#### Raw data ####

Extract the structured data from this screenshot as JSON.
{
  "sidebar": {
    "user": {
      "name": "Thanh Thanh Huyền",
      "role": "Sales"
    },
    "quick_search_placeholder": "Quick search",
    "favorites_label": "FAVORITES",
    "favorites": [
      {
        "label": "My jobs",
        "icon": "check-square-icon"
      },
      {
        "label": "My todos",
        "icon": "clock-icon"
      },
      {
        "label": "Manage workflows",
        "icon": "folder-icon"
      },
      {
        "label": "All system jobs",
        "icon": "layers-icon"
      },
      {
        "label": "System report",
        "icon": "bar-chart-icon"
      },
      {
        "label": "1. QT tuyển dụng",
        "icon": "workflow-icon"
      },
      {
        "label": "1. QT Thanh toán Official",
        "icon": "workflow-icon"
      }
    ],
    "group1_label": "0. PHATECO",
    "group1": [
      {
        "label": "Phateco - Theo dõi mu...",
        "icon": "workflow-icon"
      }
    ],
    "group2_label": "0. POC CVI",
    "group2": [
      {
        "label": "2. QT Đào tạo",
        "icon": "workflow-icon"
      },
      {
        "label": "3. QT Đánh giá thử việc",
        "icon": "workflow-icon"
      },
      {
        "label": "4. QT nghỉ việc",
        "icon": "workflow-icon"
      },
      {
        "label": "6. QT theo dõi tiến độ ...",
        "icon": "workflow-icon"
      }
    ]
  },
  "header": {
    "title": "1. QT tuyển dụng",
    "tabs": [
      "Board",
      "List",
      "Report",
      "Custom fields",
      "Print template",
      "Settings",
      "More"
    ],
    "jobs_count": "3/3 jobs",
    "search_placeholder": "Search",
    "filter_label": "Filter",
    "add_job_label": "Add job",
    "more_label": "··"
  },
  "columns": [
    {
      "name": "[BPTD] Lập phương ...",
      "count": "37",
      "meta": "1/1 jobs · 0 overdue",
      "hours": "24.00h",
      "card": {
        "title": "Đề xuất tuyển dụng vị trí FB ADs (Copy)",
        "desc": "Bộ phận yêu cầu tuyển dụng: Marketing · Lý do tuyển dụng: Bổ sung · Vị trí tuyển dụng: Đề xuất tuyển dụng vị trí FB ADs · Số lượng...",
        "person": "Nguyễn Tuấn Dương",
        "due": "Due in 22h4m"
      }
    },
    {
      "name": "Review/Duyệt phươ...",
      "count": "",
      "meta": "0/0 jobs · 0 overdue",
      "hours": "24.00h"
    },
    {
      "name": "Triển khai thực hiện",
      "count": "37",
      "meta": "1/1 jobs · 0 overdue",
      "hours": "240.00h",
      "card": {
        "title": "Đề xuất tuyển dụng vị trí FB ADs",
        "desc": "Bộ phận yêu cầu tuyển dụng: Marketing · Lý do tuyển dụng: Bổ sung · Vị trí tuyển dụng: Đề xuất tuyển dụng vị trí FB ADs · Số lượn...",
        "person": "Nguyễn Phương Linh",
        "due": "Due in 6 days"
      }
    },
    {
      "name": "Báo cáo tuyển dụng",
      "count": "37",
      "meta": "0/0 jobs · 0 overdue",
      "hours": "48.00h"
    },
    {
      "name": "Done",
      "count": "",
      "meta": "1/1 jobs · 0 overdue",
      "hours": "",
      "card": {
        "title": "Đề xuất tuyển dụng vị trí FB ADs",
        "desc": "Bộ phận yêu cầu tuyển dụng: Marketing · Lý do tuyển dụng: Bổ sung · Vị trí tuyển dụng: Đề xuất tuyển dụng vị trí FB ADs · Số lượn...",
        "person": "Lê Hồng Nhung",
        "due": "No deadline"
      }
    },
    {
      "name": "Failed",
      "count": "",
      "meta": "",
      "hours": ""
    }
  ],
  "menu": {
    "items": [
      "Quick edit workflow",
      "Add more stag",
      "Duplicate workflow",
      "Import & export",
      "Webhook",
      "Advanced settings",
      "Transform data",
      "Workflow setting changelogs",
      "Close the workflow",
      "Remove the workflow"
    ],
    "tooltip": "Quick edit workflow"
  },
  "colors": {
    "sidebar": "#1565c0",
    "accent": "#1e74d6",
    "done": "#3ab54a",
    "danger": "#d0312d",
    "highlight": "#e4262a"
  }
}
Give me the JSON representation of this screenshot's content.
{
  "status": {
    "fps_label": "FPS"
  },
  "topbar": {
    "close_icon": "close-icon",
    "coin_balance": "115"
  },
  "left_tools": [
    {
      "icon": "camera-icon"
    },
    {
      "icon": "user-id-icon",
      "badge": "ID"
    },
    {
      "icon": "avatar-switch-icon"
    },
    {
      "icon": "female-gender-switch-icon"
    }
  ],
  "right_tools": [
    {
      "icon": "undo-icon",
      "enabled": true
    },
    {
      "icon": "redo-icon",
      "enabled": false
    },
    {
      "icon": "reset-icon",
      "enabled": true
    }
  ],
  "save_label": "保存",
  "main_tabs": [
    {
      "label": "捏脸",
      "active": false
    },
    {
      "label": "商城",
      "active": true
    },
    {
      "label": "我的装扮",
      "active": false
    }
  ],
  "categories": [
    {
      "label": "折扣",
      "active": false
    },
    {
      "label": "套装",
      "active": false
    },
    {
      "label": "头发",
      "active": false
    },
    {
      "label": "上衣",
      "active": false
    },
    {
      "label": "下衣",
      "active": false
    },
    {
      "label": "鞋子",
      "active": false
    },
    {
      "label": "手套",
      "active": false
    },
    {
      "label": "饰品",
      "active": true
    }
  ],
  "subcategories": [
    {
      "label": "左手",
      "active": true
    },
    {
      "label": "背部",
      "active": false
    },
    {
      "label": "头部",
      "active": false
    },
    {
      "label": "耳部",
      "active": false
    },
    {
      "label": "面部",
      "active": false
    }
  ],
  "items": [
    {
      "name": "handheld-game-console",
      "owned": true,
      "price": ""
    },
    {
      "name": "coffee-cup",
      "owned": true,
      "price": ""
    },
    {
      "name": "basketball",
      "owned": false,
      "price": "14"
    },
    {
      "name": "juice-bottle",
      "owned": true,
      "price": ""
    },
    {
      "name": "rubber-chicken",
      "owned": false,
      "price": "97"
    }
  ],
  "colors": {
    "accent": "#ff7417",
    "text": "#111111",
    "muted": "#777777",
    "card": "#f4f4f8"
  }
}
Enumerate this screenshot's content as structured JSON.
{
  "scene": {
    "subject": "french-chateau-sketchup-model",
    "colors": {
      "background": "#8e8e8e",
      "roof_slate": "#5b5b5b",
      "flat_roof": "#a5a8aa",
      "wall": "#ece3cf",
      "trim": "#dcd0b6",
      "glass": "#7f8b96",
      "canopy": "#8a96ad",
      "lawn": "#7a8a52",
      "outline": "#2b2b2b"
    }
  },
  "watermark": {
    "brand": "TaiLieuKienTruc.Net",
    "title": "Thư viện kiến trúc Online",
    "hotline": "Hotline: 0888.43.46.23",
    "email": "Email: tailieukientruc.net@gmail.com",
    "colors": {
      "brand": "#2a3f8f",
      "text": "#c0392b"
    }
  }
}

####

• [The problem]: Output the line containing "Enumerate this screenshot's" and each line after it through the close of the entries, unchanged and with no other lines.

• [Written answer]:
Enumerate this screenshot's content as structured JSON.
{
  "scene": {
    "subject": "french-chateau-sketchup-model",
    "colors": {
      "background": "#8e8e8e",
      "roof_slate": "#5b5b5b",
      "flat_roof": "#a5a8aa",
      "wall": "#ece3cf",
      "trim": "#dcd0b6",
      "glass": "#7f8b96",
      "canopy": "#8a96ad",
      "lawn": "#7a8a52",
      "outline": "#2b2b2b"
    }
  },
  "watermark": {
    "brand": "TaiLieuKienTruc.Net",
    "title": "Thư viện kiến trúc Online",
    "hotline": "Hotline: 0888.43.46.23",
    "email": "Email: tailieukientruc.net@gmail.com",
    "colors": {
      "brand": "#2a3f8f",
      "text": "#c0392b"
    }
  }
}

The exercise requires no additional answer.